__Exercise__
Type the entries again, word for word.

__Material supplied__
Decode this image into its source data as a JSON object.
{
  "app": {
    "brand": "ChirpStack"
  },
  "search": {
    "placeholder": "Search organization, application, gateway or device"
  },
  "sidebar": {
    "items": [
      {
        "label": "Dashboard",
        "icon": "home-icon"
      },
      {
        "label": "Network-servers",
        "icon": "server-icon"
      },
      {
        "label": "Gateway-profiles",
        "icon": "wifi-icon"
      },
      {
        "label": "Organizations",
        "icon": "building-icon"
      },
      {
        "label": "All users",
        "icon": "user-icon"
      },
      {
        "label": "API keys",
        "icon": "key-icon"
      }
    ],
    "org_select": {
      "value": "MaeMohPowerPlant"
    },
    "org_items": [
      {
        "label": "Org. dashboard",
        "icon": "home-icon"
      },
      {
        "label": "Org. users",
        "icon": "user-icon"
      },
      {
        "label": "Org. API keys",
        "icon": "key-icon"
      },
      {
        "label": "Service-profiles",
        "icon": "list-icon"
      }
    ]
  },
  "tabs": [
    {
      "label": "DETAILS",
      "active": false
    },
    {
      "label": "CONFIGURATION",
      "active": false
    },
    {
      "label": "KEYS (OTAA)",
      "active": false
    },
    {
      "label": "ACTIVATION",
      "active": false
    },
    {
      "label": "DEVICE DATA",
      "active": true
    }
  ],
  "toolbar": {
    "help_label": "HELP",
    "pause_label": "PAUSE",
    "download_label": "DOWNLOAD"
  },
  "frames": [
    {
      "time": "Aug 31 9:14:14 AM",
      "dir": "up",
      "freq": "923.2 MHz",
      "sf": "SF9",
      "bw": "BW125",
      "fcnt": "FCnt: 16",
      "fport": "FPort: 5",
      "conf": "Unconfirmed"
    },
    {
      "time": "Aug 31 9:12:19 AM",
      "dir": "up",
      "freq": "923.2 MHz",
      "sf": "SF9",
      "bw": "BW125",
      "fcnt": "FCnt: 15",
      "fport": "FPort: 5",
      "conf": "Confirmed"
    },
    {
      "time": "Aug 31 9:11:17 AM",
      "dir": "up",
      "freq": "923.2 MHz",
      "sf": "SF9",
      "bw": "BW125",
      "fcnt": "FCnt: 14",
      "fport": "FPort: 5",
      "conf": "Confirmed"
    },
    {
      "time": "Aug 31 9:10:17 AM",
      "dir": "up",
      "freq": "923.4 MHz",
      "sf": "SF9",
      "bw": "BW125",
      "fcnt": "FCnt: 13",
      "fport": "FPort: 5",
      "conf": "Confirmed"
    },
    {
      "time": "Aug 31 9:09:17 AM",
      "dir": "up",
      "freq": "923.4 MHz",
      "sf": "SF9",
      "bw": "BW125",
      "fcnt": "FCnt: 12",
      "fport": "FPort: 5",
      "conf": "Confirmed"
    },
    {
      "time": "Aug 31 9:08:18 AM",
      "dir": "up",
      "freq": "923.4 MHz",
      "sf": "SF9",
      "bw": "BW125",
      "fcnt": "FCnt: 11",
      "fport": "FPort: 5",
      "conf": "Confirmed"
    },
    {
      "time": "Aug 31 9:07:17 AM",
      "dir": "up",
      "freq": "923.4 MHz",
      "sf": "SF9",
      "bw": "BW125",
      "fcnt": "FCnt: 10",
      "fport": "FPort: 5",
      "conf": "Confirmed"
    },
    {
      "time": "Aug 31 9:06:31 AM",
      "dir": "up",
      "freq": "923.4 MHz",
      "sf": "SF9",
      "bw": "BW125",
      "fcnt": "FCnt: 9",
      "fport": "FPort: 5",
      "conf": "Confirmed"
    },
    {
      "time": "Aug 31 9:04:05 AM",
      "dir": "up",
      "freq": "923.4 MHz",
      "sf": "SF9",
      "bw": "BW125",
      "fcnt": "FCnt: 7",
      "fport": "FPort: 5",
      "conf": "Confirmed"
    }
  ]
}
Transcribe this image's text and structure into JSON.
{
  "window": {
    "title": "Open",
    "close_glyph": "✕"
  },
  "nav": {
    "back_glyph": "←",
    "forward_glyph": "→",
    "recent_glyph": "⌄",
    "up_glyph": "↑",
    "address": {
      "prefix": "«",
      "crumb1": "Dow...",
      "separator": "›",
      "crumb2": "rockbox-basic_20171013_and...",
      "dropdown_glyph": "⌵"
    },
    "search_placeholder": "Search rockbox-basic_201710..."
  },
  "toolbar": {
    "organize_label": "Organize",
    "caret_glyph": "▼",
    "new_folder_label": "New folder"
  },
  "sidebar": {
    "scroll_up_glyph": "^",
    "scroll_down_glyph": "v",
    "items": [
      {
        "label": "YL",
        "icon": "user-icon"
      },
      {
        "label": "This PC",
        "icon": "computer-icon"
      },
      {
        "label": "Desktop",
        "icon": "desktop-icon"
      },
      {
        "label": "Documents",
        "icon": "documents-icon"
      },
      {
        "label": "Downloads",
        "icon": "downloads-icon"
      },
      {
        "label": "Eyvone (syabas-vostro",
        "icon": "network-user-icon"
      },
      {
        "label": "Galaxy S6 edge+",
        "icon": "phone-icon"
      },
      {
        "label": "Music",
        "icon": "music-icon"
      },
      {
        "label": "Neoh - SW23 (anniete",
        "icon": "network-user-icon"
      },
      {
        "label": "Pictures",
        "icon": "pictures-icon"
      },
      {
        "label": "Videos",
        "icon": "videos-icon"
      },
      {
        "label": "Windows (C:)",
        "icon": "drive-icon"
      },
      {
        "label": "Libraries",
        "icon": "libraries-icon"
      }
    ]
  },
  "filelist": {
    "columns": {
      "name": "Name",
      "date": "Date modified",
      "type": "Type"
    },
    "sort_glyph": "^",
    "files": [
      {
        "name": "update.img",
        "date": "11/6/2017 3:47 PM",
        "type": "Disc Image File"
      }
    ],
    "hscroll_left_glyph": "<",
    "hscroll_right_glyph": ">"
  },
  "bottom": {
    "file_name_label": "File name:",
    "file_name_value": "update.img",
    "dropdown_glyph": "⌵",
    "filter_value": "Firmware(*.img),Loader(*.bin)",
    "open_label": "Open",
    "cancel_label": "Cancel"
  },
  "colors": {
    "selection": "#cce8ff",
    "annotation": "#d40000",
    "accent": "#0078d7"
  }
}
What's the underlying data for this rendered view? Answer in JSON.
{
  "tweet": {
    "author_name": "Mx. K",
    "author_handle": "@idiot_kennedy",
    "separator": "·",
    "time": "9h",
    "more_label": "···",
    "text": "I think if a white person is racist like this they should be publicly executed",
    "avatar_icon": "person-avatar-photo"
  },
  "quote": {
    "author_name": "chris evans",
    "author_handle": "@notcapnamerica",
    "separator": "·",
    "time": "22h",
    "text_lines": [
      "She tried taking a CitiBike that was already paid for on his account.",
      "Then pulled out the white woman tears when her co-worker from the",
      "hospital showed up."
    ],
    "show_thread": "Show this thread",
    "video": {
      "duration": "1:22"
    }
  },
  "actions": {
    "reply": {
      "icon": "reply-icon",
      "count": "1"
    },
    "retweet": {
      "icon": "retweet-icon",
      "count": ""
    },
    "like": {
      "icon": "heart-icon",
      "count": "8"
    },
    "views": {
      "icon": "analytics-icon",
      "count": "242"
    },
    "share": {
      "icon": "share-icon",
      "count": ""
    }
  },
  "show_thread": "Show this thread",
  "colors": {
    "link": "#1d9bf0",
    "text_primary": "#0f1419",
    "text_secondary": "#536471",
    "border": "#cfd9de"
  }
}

__Task response__
Decode this image into its source data as a JSON object.
{
  "app": {
    "brand": "ChirpStack"
  },
  "search": {
    "placeholder": "Search organization, application, gateway or device"
  },
  "sidebar": {
    "items": [
      {
        "label": "Dashboard",
        "icon": "home-icon"
      },
      {
        "label": "Network-servers",
        "icon": "server-icon"
      },
      {
        "label": "Gateway-profiles",
        "icon": "wifi-icon"
      },
      {
        "label": "Organizations",
        "icon": "building-icon"
      },
      {
        "label": "All users",
        "icon": "user-icon"
      },
      {
        "label": "API keys",
        "icon": "key-icon"
      }
    ],
    "org_select": {
      "value": "MaeMohPowerPlant"
    },
    "org_items": [
      {
        "label": "Org. dashboard",
        "icon": "home-icon"
      },
      {
        "label": "Org. users",
        "icon": "user-icon"
      },
      {
        "label": "Org. API keys",
        "icon": "key-icon"
      },
      {
        "label": "Service-profiles",
        "icon": "list-icon"
      }
    ]
  },
  "tabs": [
    {
      "label": "DETAILS",
      "active": false
    },
    {
      "label": "CONFIGURATION",
      "active": false
    },
    {
      "label": "KEYS (OTAA)",
      "active": false
    },
    {
      "label": "ACTIVATION",
      "active": false
    },
    {
      "label": "DEVICE DATA",
      "active": true
    }
  ],
  "toolbar": {
    "help_label": "HELP",
    "pause_label": "PAUSE",
    "download_label": "DOWNLOAD"
  },
  "frames": [
    {
      "time": "Aug 31 9:14:14 AM",
      "dir": "up",
      "freq": "923.2 MHz",
      "sf": "SF9",
      "bw": "BW125",
      "fcnt": "FCnt: 16",
      "fport": "FPort: 5",
      "conf": "Unconfirmed"
    },
    {
      "time": "Aug 31 9:12:19 AM",
      "dir": "up",
      "freq": "923.2 MHz",
      "sf": "SF9",
      "bw": "BW125",
      "fcnt": "FCnt: 15",
      "fport": "FPort: 5",
      "conf": "Confirmed"
    },
    {
      "time": "Aug 31 9:11:17 AM",
      "dir": "up",
      "freq": "923.2 MHz",
      "sf": "SF9",
      "bw": "BW125",
      "fcnt": "FCnt: 14",
      "fport": "FPort: 5",
      "conf": "Confirmed"
    },
    {
      "time": "Aug 31 9:10:17 AM",
      "dir": "up",
      "freq": "923.4 MHz",
      "sf": "SF9",
      "bw": "BW125",
      "fcnt": "FCnt: 13",
      "fport": "FPort: 5",
      "conf": "Confirmed"
    },
    {
      "time": "Aug 31 9:09:17 AM",
      "dir": "up",
      "freq": "923.4 MHz",
      "sf": "SF9",
      "bw": "BW125",
      "fcnt": "FCnt: 12",
      "fport": "FPort: 5",
      "conf": "Confirmed"
    },
    {
      "time": "Aug 31 9:08:18 AM",
      "dir": "up",
      "freq": "923.4 MHz",
      "sf": "SF9",
      "bw": "BW125",
      "fcnt": "FCnt: 11",
      "fport": "FPort: 5",
      "conf": "Confirmed"
    },
    {
      "time": "Aug 31 9:07:17 AM",
      "dir": "up",
      "freq": "923.4 MHz",
      "sf": "SF9",
      "bw": "BW125",
      "fcnt": "FCnt: 10",
      "fport": "FPort: 5",
      "conf": "Confirmed"
    },
    {
      "time": "Aug 31 9:06:31 AM",
      "dir": "up",
      "freq": "923.4 MHz",
      "sf": "SF9",
      "bw": "BW125",
      "fcnt": "FCnt: 9",
      "fport": "FPort: 5",
      "conf": "Confirmed"
    },
    {
      "time": "Aug 31 9:04:05 AM",
      "dir": "up",
      "freq": "923.4 MHz",
      "sf": "SF9",
      "bw": "BW125",
      "fcnt": "FCnt: 7",
      "fport": "FPort: 5",
      "conf": "Confirmed"
    }
  ]
}
Transcribe this image's text and structure into JSON.
{
  "window": {
    "title": "Open",
    "close_glyph": "✕"
  },
  "nav": {
    "back_glyph": "←",
    "forward_glyph": "→",
    "recent_glyph": "⌄",
    "up_glyph": "↑",
    "address": {
      "prefix": "«",
      "crumb1": "Dow...",
      "separator": "›",
      "crumb2": "rockbox-basic_20171013_and...",
      "dropdown_glyph": "⌵"
    },
    "search_placeholder": "Search rockbox-basic_201710..."
  },
  "toolbar": {
    "organize_label": "Organize",
    "caret_glyph": "▼",
    "new_folder_label": "New folder"
  },
  "sidebar": {
    "scroll_up_glyph": "^",
    "scroll_down_glyph": "v",
    "items": [
      {
        "label": "YL",
        "icon": "user-icon"
      },
      {
        "label": "This PC",
        "icon": "computer-icon"
      },
      {
        "label": "Desktop",
        "icon": "desktop-icon"
      },
      {
        "label": "Documents",
        "icon": "documents-icon"
      },
      {
        "label": "Downloads",
        "icon": "downloads-icon"
      },
      {
        "label": "Eyvone (syabas-vostro",
        "icon": "network-user-icon"
      },
      {
        "label": "Galaxy S6 edge+",
        "icon": "phone-icon"
      },
      {
        "label": "Music",
        "icon": "music-icon"
      },
      {
        "label": "Neoh - SW23 (anniete",
        "icon": "network-user-icon"
      },
      {
        "label": "Pictures",
        "icon": "pictures-icon"
      },
      {
        "label": "Videos",
        "icon": "videos-icon"
      },
      {
        "label": "Windows (C:)",
        "icon": "drive-icon"
      },
      {
        "label": "Libraries",
        "icon": "libraries-icon"
      }
    ]
  },
  "filelist": {
    "columns": {
      "name": "Name",
      "date": "Date modified",
      "type": "Type"
    },
    "sort_glyph": "^",
    "files": [
      {
        "name": "update.img",
        "date": "11/6/2017 3:47 PM",
        "type": "Disc Image File"
      }
    ],
    "hscroll_left_glyph": "<",
    "hscroll_right_glyph": ">"
  },
  "bottom": {
    "file_name_label": "File name:",
    "file_name_value": "update.img",
    "dropdown_glyph": "⌵",
    "filter_value": "Firmware(*.img),Loader(*.bin)",
    "open_label": "Open",
    "cancel_label": "Cancel"
  },
  "colors": {
    "selection": "#cce8ff",
    "annotation": "#d40000",
    "accent": "#0078d7"
  }
}
What's the underlying data for this rendered view? Answer in JSON.
{
  "tweet": {
    "author_name": "Mx. K",
    "author_handle": "@idiot_kennedy",
    "separator": "·",
    "time": "9h",
    "more_label": "···",
    "text": "I think if a white person is racist like this they should be publicly executed",
    "avatar_icon": "person-avatar-photo"
  },
  "quote": {
    "author_name": "chris evans",
    "author_handle": "@notcapnamerica",
    "separator": "·",
    "time": "22h",
    "text_lines": [
      "She tried taking a CitiBike that was already paid for on his account.",
      "Then pulled out the white woman tears when her co-worker from the",
      "hospital showed up."
    ],
    "show_thread": "Show this thread",
    "video": {
      "duration": "1:22"
    }
  },
  "actions": {
    "reply": {
      "icon": "reply-icon",
      "count": "1"
    },
    "retweet": {
      "icon": "retweet-icon",
      "count": ""
    },
    "like": {
      "icon": "heart-icon",
      "count": "8"
    },
    "views": {
      "icon": "analytics-icon",
      "count": "242"
    },
    "share": {
      "icon": "share-icon",
      "count": ""
    }
  },
  "show_thread": "Show this thread",
  "colors": {
    "link": "#1d9bf0",
    "text_primary": "#0f1419",
    "text_secondary": "#536471",
    "border": "#cfd9de"
  }
}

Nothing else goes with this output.